*** Block opens ***

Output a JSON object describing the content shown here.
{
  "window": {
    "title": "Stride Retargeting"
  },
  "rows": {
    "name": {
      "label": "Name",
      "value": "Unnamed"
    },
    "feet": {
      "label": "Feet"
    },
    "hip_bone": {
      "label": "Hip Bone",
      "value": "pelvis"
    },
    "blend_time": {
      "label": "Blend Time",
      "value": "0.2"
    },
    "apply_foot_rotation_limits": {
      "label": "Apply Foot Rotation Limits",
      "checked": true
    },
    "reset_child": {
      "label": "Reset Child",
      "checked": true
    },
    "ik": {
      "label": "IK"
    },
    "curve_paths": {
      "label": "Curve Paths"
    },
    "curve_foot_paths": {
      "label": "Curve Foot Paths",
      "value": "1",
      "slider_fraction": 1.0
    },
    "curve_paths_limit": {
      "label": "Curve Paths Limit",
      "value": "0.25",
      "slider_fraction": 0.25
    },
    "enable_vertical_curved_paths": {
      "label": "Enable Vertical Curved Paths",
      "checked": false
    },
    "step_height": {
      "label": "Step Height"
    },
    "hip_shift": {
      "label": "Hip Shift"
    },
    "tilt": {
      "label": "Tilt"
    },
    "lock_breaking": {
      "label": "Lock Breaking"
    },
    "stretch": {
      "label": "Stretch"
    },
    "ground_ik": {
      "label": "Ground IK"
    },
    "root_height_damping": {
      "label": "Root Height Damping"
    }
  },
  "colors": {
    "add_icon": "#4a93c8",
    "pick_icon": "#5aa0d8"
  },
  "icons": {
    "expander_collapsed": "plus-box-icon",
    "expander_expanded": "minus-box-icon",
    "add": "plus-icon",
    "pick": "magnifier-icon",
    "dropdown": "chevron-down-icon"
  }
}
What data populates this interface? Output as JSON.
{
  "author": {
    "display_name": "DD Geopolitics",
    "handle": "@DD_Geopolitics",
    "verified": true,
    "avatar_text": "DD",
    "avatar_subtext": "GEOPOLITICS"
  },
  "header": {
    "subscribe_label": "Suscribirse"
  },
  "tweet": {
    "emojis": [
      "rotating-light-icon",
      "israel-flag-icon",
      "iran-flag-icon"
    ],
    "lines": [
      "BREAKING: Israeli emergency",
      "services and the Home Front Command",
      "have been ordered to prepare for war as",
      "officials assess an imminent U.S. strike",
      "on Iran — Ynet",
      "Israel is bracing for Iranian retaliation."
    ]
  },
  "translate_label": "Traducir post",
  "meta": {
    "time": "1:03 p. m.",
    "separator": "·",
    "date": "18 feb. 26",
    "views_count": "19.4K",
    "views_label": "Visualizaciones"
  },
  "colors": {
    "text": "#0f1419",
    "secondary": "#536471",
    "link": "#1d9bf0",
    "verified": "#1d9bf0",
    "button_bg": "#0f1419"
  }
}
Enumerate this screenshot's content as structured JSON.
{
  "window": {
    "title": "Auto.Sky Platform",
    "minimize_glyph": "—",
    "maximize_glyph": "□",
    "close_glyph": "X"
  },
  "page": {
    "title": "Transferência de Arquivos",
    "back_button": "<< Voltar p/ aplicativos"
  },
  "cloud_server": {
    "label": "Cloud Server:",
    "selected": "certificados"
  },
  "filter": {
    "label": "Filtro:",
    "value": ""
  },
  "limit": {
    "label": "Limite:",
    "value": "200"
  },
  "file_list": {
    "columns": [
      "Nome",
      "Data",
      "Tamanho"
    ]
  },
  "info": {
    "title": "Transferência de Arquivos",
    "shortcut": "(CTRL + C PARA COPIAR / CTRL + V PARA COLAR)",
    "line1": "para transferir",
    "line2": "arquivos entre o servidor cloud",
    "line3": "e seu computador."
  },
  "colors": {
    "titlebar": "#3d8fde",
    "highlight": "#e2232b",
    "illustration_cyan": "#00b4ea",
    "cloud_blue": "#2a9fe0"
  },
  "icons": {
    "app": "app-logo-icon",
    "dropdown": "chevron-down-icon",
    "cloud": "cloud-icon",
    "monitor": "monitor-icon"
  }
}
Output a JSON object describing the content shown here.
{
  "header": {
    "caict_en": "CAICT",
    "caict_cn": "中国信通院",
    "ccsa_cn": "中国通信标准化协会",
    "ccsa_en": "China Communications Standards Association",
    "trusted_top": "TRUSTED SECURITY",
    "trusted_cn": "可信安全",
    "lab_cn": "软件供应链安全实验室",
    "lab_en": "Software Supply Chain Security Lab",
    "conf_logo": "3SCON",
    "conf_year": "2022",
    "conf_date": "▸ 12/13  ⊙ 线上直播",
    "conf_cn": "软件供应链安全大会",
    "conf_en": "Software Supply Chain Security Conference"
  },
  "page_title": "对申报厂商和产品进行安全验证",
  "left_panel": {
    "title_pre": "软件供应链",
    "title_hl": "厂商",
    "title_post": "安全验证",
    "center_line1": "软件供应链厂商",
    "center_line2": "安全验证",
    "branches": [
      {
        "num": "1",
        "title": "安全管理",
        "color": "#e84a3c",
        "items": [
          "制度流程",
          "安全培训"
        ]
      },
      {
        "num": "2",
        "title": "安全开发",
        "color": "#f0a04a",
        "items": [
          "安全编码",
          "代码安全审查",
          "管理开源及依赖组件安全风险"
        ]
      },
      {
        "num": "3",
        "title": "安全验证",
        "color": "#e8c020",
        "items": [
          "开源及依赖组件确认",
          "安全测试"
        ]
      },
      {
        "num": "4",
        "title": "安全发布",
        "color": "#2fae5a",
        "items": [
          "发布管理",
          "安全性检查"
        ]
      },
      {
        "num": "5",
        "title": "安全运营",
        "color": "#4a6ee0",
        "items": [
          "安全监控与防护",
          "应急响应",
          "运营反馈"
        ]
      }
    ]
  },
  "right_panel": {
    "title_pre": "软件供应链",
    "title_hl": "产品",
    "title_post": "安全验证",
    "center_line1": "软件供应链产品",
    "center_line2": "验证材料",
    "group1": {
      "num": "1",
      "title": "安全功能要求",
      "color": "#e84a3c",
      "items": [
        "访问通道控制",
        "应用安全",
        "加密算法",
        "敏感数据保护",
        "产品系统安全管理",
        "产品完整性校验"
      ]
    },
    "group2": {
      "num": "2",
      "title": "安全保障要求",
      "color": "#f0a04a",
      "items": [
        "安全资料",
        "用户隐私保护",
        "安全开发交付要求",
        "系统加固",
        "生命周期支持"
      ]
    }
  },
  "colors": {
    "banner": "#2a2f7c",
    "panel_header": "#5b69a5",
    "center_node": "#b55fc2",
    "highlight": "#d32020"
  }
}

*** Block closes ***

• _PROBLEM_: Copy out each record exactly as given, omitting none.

• _OUTPUT_:
Output a JSON object describing the content shown here.
{
  "window": {
    "title": "Stride Retargeting"
  },
  "rows": {
    "name": {
      "label": "Name",
      "value": "Unnamed"
    },
    "feet": {
      "label": "Feet"
    },
    "hip_bone": {
      "label": "Hip Bone",
      "value": "pelvis"
    },
    "blend_time": {
      "label": "Blend Time",
      "value": "0.2"
    },
    "apply_foot_rotation_limits": {
      "label": "Apply Foot Rotation Limits",
      "checked": true
    },
    "reset_child": {
      "label": "Reset Child",
      "checked": true
    },
    "ik": {
      "label": "IK"
    },
    "curve_paths": {
      "label": "Curve Paths"
    },
    "curve_foot_paths": {
      "label": "Curve Foot Paths",
      "value": "1",
      "slider_fraction": 1.0
    },
    "curve_paths_limit": {
      "label": "Curve Paths Limit",
      "value": "0.25",
      "slider_fraction": 0.25
    },
    "enable_vertical_curved_paths": {
      "label": "Enable Vertical Curved Paths",
      "checked": false
    },
    "step_height": {
      "label": "Step Height"
    },
    "hip_shift": {
      "label": "Hip Shift"
    },
    "tilt": {
      "label": "Tilt"
    },
    "lock_breaking": {
      "label": "Lock Breaking"
    },
    "stretch": {
      "label": "Stretch"
    },
    "ground_ik": {
      "label": "Ground IK"
    },
    "root_height_damping": {
      "label": "Root Height Damping"
    }
  },
  "colors": {
    "add_icon": "#4a93c8",
    "pick_icon": "#5aa0d8"
  },
  "icons": {
    "expander_collapsed": "plus-box-icon",
    "expander_expanded": "minus-box-icon",
    "add": "plus-icon",
    "pick": "magnifier-icon",
    "dropdown": "chevron-down-icon"
  }
}
What data populates this interface? Output as JSON.
{
  "author": {
    "display_name": "DD Geopolitics",
    "handle": "@DD_Geopolitics",
    "verified": true,
    "avatar_text": "DD",
    "avatar_subtext": "GEOPOLITICS"
  },
  "header": {
    "subscribe_label": "Suscribirse"
  },
  "tweet": {
    "emojis": [
      "rotating-light-icon",
      "israel-flag-icon",
      "iran-flag-icon"
    ],
    "lines": [
      "BREAKING: Israeli emergency",
      "services and the Home Front Command",
      "have been ordered to prepare for war as",
      "officials assess an imminent U.S. strike",
      "on Iran — Ynet",
      "Israel is bracing for Iranian retaliation."
    ]
  },
  "translate_label": "Traducir post",
  "meta": {
    "time": "1:03 p. m.",
    "separator": "·",
    "date": "18 feb. 26",
    "views_count": "19.4K",
    "views_label": "Visualizaciones"
  },
  "colors": {
    "text": "#0f1419",
    "secondary": "#536471",
    "link": "#1d9bf0",
    "verified": "#1d9bf0",
    "button_bg": "#0f1419"
  }
}
Enumerate this screenshot's content as structured JSON.
{
  "window": {
    "title": "Auto.Sky Platform",
    "minimize_glyph": "—",
    "maximize_glyph": "□",
    "close_glyph": "X"
  },
  "page": {
    "title": "Transferência de Arquivos",
    "back_button": "<< Voltar p/ aplicativos"
  },
  "cloud_server": {
    "label": "Cloud Server:",
    "selected": "certificados"
  },
  "filter": {
    "label": "Filtro:",
    "value": ""
  },
  "limit": {
    "label": "Limite:",
    "value": "200"
  },
  "file_list": {
    "columns": [
      "Nome",
      "Data",
      "Tamanho"
    ]
  },
  "info": {
    "title": "Transferência de Arquivos",
    "shortcut": "(CTRL + C PARA COPIAR / CTRL + V PARA COLAR)",
    "line1": "para transferir",
    "line2": "arquivos entre o servidor cloud",
    "line3": "e seu computador."
  },
  "colors": {
    "titlebar": "#3d8fde",
    "highlight": "#e2232b",
    "illustration_cyan": "#00b4ea",
    "cloud_blue": "#2a9fe0"
  },
  "icons": {
    "app": "app-logo-icon",
    "dropdown": "chevron-down-icon",
    "cloud": "cloud-icon",
    "monitor": "monitor-icon"
  }
}
Output a JSON object describing the content shown here.
{
  "header": {
    "caict_en": "CAICT",
    "caict_cn": "中国信通院",
    "ccsa_cn": "中国通信标准化协会",
    "ccsa_en": "China Communications Standards Association",
    "trusted_top": "TRUSTED SECURITY",
    "trusted_cn": "可信安全",
    "lab_cn": "软件供应链安全实验室",
    "lab_en": "Software Supply Chain Security Lab",
    "conf_logo": "3SCON",
    "conf_year": "2022",
    "conf_date": "▸ 12/13  ⊙ 线上直播",
    "conf_cn": "软件供应链安全大会",
    "conf_en": "Software Supply Chain Security Conference"
  },
  "page_title": "对申报厂商和产品进行安全验证",
  "left_panel": {
    "title_pre": "软件供应链",
    "title_hl": "厂商",
    "title_post": "安全验证",
    "center_line1": "软件供应链厂商",
    "center_line2": "安全验证",
    "branches": [
      {
        "num": "1",
        "title": "安全管理",
        "color": "#e84a3c",
        "items": [
          "制度流程",
          "安全培训"
        ]
      },
      {
        "num": "2",
        "title": "安全开发",
        "color": "#f0a04a",
        "items": [
          "安全编码",
          "代码安全审查",
          "管理开源及依赖组件安全风险"
        ]
      },
      {
        "num": "3",
        "title": "安全验证",
        "color": "#e8c020",
        "items": [
          "开源及依赖组件确认",
          "安全测试"
        ]
      },
      {
        "num": "4",
        "title": "安全发布",
        "color": "#2fae5a",
        "items": [
          "发布管理",
          "安全性检查"
        ]
      },
      {
        "num": "5",
        "title": "安全运营",
        "color": "#4a6ee0",
        "items": [
          "安全监控与防护",
          "应急响应",
          "运营反馈"
        ]
      }
    ]
  },
  "right_panel": {
    "title_pre": "软件供应链",
    "title_hl": "产品",
    "title_post": "安全验证",
    "center_line1": "软件供应链产品",
    "center_line2": "验证材料",
    "group1": {
      "num": "1",
      "title": "安全功能要求",
      "color": "#e84a3c",
      "items": [
        "访问通道控制",
        "应用安全",
        "加密算法",
        "敏感数据保护",
        "产品系统安全管理",
        "产品完整性校验"
      ]
    },
    "group2": {
      "num": "2",
      "title": "安全保障要求",
      "color": "#f0a04a",
      "items": [
        "安全资料",
        "用户隐私保护",
        "安全开发交付要求",
        "系统加固",
        "生命周期支持"
      ]
    }
  },
  "colors": {
    "banner": "#2a2f7c",
    "panel_header": "#5b69a5",
    "center_node": "#b55fc2",
    "highlight": "#d32020"
  }
}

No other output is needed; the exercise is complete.